- [ACTION ITEM] Extract from the listing each line in which the word "first" appears.

- [RECORDS SUPPLIED]

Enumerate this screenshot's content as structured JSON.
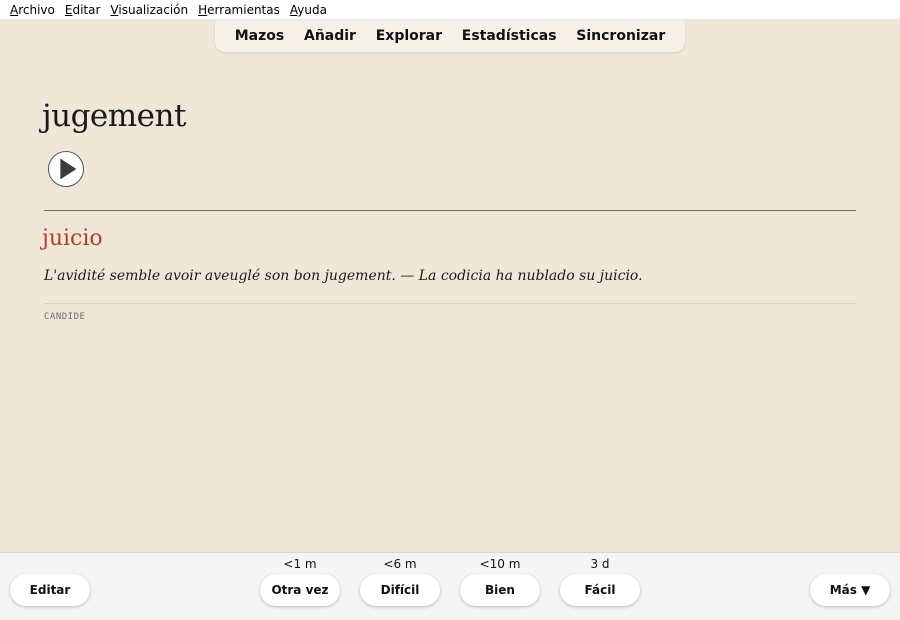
{
  "menu": [
    {
      "first": "A",
      "rest": "rchivo"
    },
    {
      "first": "E",
      "rest": "ditar"
    },
    {
      "first": "V",
      "rest": "isualización"
    },
    {
      "first": "H",
      "rest": "erramientas"
    },
    {
      "first": "A",
      "rest": "yuda"
    }
  ],
  "toolbar": {
    "decks": "Mazos",
    "add": "Añadir",
    "browse": "Explorar",
    "stats": "Estadísticas",
    "sync": "Sincronizar"
  },
  "card": {
    "front": "jugement",
    "back": "juicio",
    "example": "L'avidité semble avoir aveuglé son bon jugement. — La codicia ha nublado su juicio.",
    "source": "CANDIDE"
  },
  "bottom": {
    "edit": "Editar",
    "more": "Más ▼",
    "answers": [
      {
        "label": "Otra vez",
        "interval": "<1 m"
      },
      {
        "label": "Difícil",
        "interval": "<6 m"
      },
      {
        "label": "Bien",
        "interval": "<10 m"
      },
      {
        "label": "Fácil",
        "interval": "3 d"
      }
    ]
  },
  "colors": {
    "background": "#f0e7d8",
    "answer_text": "#b0402a"
  }
}
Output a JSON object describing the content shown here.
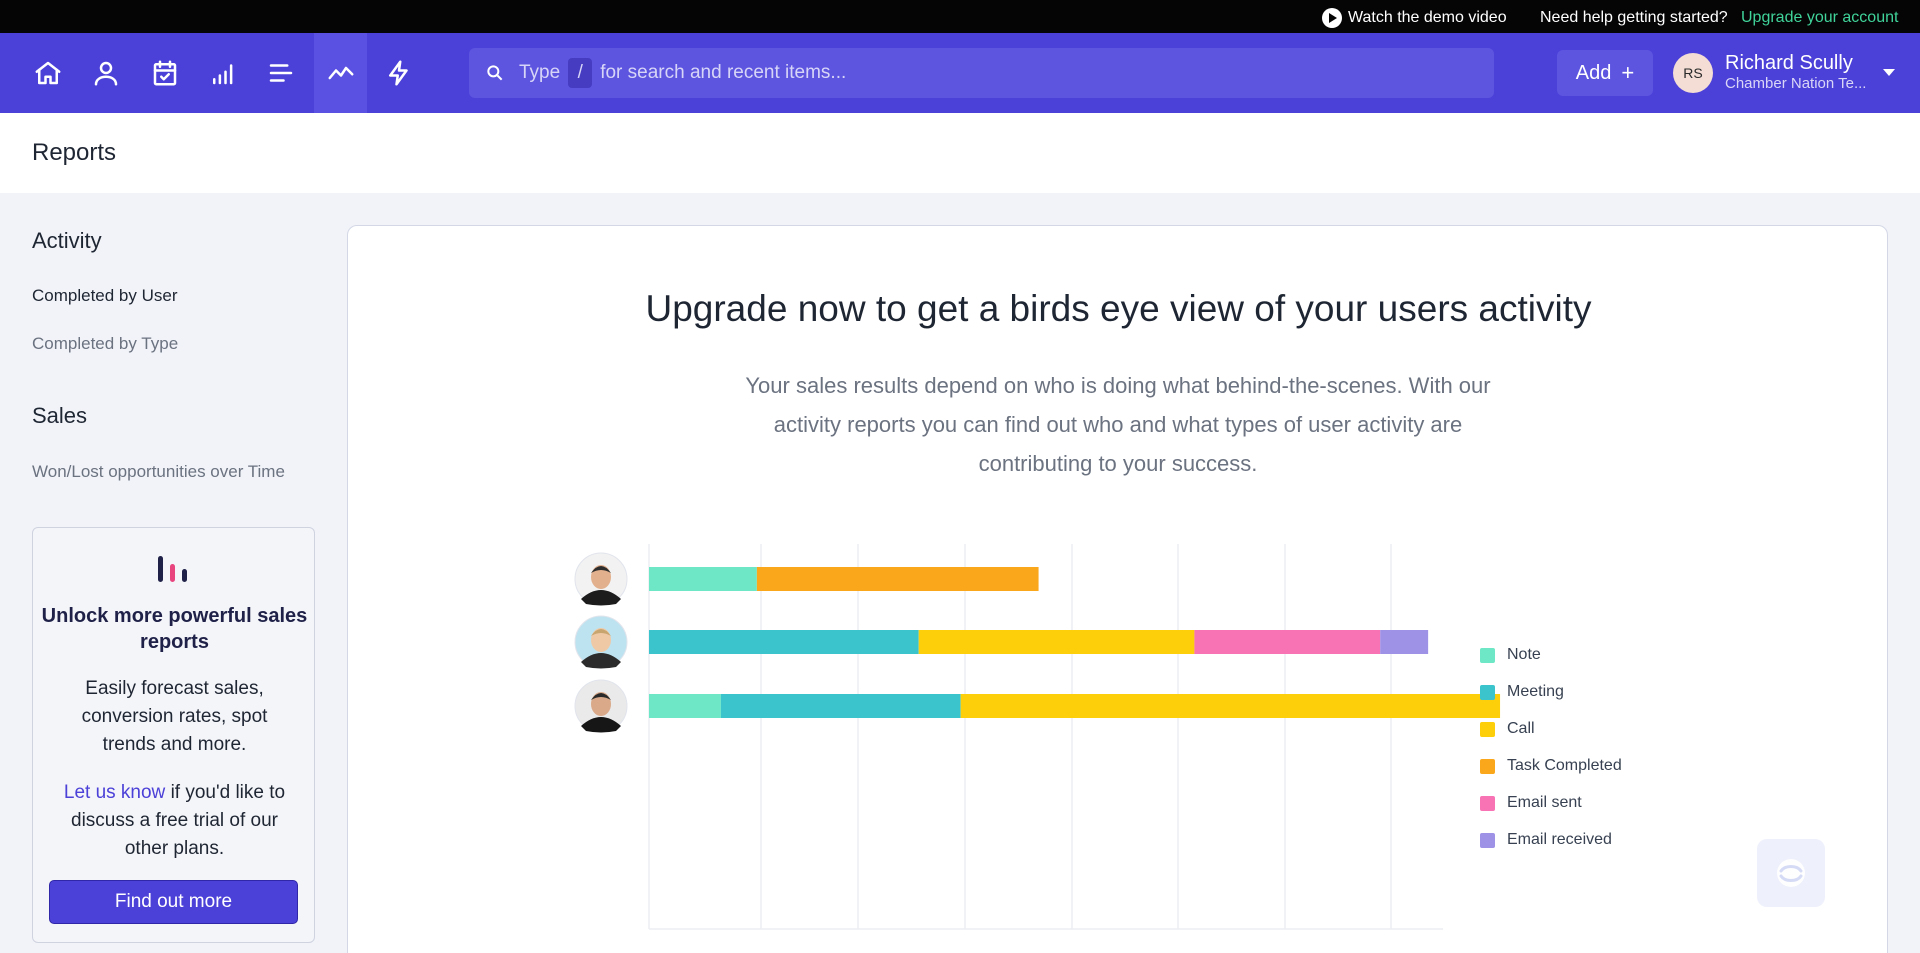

- [EXERCISE ANSWER]
      "first": "A",
      "first": "E",
      "first": "V",
      "first": "H",
      "first": "A",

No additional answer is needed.